Task brief: Show every line of the data below that includes the word "Step".

Items from an interface collection:
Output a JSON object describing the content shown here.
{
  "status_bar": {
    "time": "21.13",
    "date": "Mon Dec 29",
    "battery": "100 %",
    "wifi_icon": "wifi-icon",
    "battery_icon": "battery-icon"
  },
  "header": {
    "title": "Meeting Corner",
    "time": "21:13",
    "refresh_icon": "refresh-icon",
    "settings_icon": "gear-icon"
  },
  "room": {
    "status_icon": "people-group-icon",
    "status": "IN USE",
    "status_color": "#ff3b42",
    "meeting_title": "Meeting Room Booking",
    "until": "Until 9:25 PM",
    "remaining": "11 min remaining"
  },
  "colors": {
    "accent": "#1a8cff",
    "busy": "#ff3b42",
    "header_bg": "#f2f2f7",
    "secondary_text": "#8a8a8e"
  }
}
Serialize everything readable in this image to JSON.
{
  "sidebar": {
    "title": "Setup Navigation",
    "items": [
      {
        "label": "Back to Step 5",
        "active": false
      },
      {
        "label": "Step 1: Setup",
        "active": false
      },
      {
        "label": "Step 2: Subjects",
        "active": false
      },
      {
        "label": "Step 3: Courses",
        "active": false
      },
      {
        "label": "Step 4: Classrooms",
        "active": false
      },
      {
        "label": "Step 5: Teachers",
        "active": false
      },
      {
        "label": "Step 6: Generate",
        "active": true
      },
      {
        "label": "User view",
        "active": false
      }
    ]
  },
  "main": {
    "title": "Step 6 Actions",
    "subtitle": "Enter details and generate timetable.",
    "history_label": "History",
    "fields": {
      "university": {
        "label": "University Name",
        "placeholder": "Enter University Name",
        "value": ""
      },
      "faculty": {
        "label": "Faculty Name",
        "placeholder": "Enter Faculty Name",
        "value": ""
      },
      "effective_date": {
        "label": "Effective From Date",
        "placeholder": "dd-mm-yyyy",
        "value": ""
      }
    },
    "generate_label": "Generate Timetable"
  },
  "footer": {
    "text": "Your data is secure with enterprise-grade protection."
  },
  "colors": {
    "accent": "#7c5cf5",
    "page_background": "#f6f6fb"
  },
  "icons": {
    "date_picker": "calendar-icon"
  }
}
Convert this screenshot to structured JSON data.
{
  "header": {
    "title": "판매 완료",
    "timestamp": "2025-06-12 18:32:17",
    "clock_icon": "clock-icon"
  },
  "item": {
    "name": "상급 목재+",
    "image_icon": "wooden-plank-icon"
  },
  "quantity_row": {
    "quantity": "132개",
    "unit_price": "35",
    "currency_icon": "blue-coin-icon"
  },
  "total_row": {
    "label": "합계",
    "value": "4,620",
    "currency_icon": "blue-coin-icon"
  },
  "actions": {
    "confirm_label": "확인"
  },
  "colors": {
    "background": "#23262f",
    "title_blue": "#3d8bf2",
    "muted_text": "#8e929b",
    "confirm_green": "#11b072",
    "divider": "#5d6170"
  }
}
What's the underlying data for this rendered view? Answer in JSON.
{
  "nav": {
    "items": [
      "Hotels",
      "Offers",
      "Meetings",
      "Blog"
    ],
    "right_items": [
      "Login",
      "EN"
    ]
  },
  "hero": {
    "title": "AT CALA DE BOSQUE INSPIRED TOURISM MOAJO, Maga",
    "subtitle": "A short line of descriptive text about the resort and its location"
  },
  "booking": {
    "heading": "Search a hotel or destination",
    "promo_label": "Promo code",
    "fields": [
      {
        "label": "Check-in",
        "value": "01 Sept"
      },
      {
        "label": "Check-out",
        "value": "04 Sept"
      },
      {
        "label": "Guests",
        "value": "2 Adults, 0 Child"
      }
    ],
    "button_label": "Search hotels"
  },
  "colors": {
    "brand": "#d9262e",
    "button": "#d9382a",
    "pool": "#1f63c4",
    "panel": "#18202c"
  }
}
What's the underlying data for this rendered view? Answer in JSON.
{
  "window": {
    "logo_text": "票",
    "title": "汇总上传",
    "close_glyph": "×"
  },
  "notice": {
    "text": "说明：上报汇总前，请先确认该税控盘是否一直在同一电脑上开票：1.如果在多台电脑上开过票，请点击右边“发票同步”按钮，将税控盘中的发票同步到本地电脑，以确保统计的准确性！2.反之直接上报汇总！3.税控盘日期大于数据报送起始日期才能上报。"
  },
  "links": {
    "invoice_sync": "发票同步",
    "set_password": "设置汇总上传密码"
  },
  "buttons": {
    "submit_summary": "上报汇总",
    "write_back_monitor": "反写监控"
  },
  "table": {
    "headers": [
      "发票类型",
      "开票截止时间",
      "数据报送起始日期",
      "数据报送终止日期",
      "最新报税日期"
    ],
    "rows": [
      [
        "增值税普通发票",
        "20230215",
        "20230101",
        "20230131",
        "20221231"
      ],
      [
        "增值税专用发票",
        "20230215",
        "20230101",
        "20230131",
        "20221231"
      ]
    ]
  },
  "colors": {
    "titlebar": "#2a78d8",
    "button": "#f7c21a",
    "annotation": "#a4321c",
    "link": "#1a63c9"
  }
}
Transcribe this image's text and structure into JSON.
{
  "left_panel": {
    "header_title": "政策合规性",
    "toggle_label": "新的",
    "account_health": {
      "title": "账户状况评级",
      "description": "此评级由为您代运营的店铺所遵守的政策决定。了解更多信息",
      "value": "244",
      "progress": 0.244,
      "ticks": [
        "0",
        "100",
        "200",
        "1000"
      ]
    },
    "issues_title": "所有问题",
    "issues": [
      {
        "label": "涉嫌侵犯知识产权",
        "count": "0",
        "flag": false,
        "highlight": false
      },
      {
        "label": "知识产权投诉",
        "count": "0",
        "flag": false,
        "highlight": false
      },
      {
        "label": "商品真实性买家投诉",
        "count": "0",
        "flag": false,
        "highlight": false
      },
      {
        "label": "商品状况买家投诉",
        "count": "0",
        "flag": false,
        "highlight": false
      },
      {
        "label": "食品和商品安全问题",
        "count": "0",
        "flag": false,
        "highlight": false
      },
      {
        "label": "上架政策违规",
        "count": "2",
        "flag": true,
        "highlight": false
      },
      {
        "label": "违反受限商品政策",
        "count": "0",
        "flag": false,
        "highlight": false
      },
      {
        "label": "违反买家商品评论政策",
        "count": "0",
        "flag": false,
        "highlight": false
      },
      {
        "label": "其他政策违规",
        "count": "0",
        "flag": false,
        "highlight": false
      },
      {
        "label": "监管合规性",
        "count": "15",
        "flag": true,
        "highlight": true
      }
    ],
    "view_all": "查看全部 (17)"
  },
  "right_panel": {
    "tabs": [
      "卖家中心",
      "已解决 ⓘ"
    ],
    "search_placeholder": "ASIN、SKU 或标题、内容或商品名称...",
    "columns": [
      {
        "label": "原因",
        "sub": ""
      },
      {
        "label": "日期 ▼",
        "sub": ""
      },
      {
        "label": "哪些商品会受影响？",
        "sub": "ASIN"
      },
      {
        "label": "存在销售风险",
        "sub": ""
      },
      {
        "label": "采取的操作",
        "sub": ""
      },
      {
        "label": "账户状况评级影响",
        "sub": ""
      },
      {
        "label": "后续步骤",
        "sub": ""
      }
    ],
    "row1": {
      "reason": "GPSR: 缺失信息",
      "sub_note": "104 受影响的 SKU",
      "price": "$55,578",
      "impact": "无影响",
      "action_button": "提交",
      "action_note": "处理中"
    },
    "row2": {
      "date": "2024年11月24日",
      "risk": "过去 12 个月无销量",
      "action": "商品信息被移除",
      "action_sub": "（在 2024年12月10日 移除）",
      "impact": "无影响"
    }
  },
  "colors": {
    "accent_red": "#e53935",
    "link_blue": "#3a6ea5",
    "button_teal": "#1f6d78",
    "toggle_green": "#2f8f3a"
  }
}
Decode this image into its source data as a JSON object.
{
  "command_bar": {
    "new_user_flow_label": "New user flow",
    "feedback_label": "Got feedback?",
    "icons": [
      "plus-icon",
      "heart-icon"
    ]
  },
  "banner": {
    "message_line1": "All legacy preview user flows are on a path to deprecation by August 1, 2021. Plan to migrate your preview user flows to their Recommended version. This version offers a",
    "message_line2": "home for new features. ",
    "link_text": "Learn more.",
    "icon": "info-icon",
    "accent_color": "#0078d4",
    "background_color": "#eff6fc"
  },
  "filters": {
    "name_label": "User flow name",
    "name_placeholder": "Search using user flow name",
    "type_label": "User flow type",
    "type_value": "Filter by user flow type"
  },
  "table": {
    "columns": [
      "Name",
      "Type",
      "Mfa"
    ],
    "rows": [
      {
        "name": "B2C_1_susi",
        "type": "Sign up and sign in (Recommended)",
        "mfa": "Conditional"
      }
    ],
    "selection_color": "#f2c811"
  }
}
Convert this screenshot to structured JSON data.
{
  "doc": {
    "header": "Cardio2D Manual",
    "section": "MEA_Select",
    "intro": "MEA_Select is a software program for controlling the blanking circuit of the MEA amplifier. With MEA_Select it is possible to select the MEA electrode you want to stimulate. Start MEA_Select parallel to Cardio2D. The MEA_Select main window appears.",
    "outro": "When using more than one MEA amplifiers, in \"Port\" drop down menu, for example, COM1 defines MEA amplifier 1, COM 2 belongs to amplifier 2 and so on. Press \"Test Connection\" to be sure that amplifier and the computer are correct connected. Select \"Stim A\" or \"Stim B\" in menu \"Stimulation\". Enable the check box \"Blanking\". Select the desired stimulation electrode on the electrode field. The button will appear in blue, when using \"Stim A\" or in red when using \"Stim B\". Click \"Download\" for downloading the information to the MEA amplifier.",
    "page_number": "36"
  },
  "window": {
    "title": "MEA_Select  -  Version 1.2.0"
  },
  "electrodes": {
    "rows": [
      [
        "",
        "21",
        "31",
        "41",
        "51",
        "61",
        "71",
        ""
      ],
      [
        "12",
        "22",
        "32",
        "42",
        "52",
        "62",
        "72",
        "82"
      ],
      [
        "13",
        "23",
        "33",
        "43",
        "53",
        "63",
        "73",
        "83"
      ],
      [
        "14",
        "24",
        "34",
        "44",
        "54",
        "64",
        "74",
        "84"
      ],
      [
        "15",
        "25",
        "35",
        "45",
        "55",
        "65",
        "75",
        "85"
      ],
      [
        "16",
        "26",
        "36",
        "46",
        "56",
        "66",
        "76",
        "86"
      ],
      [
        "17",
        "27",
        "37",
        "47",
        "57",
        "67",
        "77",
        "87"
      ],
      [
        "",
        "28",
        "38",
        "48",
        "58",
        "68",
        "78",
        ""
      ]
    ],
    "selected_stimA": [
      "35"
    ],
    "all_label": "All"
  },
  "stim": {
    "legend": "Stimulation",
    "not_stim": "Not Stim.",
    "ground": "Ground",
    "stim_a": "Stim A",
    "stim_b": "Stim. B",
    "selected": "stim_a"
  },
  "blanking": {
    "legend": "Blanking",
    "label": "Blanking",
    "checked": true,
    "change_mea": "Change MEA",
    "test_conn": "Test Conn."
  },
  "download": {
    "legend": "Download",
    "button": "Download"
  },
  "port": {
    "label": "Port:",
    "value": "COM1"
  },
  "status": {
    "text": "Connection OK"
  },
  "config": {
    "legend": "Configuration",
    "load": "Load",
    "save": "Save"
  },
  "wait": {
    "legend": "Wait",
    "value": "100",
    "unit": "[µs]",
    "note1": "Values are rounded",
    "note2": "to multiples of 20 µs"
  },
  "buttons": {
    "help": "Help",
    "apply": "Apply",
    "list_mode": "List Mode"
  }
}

Solved problem:
        "label": "Back to Step 5",
        "label": "Step 1: Setup",
        "label": "Step 2: Subjects",
        "label": "Step 3: Courses",
        "label": "Step 4: Classrooms",
        "label": "Step 5: Teachers",
        "label": "Step 6: Generate",
    "title": "Step 6 Actions",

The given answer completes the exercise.